By Ted Smith
In a recent report, Statistics Canada has revealed numbers that show law enforcement is failing to catch cannabis suppliers, while they continue to focus on the easy prey, pot smokers. Last year police arrested 1% more citizens for possessing cannabis than they did in 2012. However, in the same time period there was a 10% decrease in the number of police reports for trafficking or producing cannabis. It does not add up to good public policy.
The report contains several statistics that counter the Conservative government’s claims that crime is a problem in Canada. The traditional crime rate fell a whopping 8% in just one year and is now as low as it was in 1969. The police reported Crime Severity Index (which measures the volume and severity of crimes) fell 9%, the 10th consecutive year in a row it fell, coming down 36% from where it was when the downward trend started.
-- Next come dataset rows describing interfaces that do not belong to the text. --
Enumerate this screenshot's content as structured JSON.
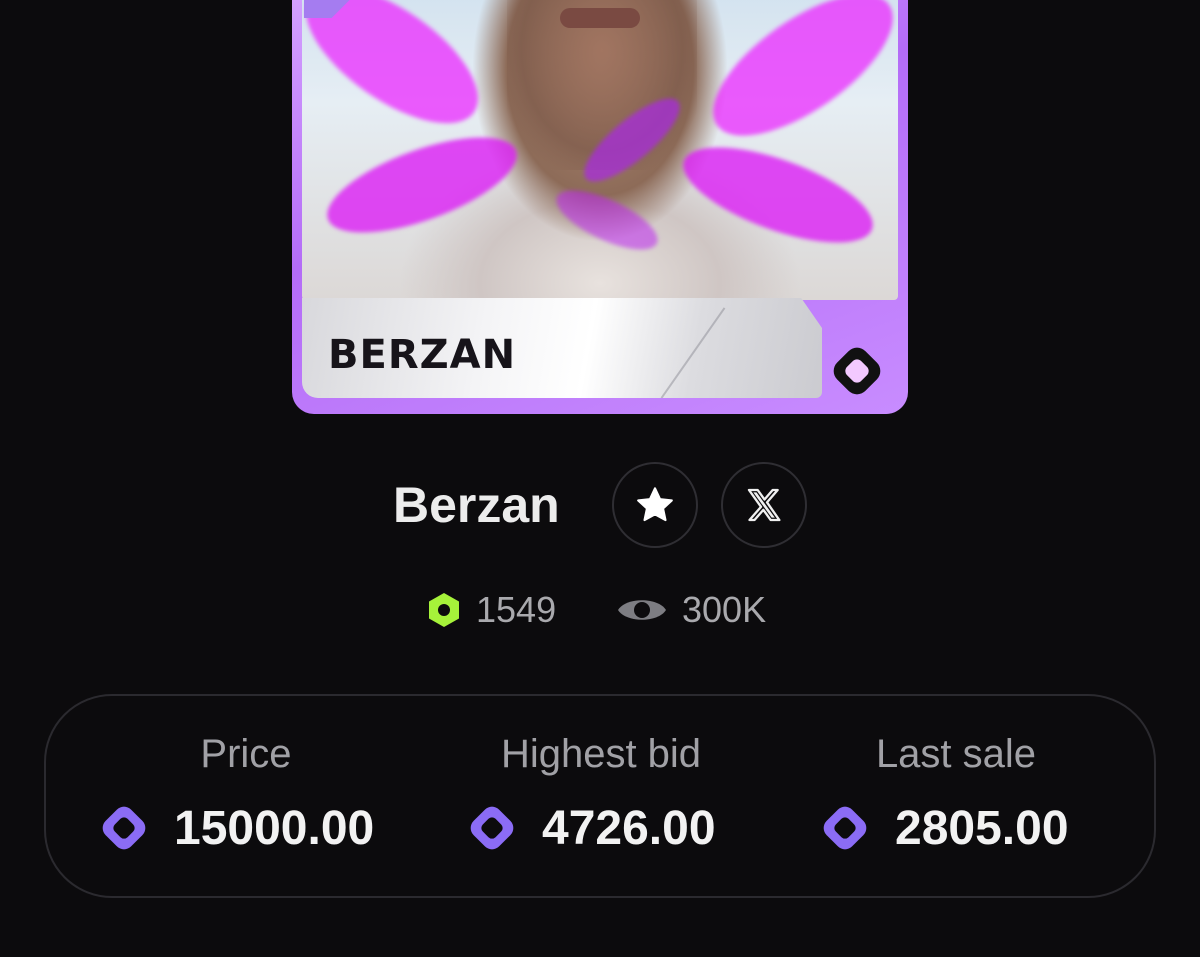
{
  "card": {
    "nameplate": "BERZAN",
    "art_icon": "player-portrait",
    "badge_icon": "rounded-diamond-icon",
    "corner_icon": "star-icon"
  },
  "player": {
    "name": "Berzan",
    "favorite_icon": "star-icon",
    "social_icon": "x-logo-icon"
  },
  "stats": {
    "score": "1549",
    "score_icon": "hexagon-icon",
    "score_color": "#a6f23a",
    "views": "300K",
    "views_icon": "eye-icon"
  },
  "prices": {
    "price_label": "Price",
    "price_value": "15000.00",
    "highest_bid_label": "Highest bid",
    "highest_bid_value": "4726.00",
    "last_sale_label": "Last sale",
    "last_sale_value": "2805.00",
    "currency_icon": "rounded-diamond-icon",
    "currency_color": "#8b6cf5"
  },
  "colors": {
    "background": "#0c0b0d",
    "card_accent": "#b46cf7"
  }
}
Not surprisingly, the spin the Conservatives put upon this is that their policies are working! “We are encouraged by the decline in trafficking, production and importation charges,” said Mary Ann Dewey-Plante, the director of communications for Justice Minister Peter MacKay. “We have been clear all along that our justice measures target the traffickers of drugs – those who sell drugs to children and who deliberately exploit the addictions of others for personal profit.”
A total of 58,965 people were arrested for cannabis possession in 2013. It seems without fail every year the number of people charged with possession increases, even though many people share stories of the police being lenient and not pressing charges. In the last 10 years, police have arrested 28% more people for possessing, during a time period where almost every other crime is going down.
Pot smokers are easy prey for police. We smell. We are generally very cooperative and non-threatening. We have lots of paraphernalia like bongs, pipes and papers that are easy to spot. Some of us even wear t-shirts with big pot leafs on the front.
Many are becoming more confident in using cannabis in public or at private social gatherings. That means more of us are carrying herb around, whereas before one would be very careful not to have any in their car or anywhere one could get caught with it. Public acceptance of cannabis has eased the fear of transporting and smoking cannabis but that has only made us easy pickings for eager police officers.
Then there are the 14,308 police reports for trafficking or production, down 10% from 2012. If cannabis use rates are slowly increasing, or at the very least stable, then this clearly indicates the police were not ready, willing and able to slow down the flow of the herb to the public. The Conservative governmentès claims to target cannabis dealers and growers has clearly not been heard by the police. In fact, over the past 10 years, the rate of charges for trafficking marijuana fell from 38 to 24 per 100,000 Canadians. The rate of production charges was cut more than a half and the rate of importation charges dropped more than 90 per cent.
Seriously, in the last 10 years possession charges have risen 28%, while trafficking and production have gone down 35%! It seems the police are slowly giving up on cutting off the supply of cannabis to the general public and seem content to pick off an unfortunate few for possession rather than do the work necessary to charge someone with trafficking. But there must be more to it than that.
Another important factor to consider is the increased use of cannabis as medicine. The Health Canada regulations have protected 1,000s of Canadians from police harassment, so the number of people charged for possession should be going down, not up. With more patients growing their own medicine, it appears police departments have become complacent when it comes to growers and cannabis dealers, unless complaints compel them to take action.
Whatever the reasons for these trends, it is hard for a reasonable person to deny how futile it is to continue to pour resources into a group of laws that the police are losing an interest in enforcing. During a decade of increased cannabis use and growing public acceptance of cannabis use, statistics prove even the police are steadily losing an interest in pursuing cannabis growers and traffickers. How much longer will our citizens tolerate our government throwing good money after bad, when it is very clear that legalizing it will generate substantial revenues with few negative impacts?
Read more from Ted Smith on the Cannabis Digest daily blog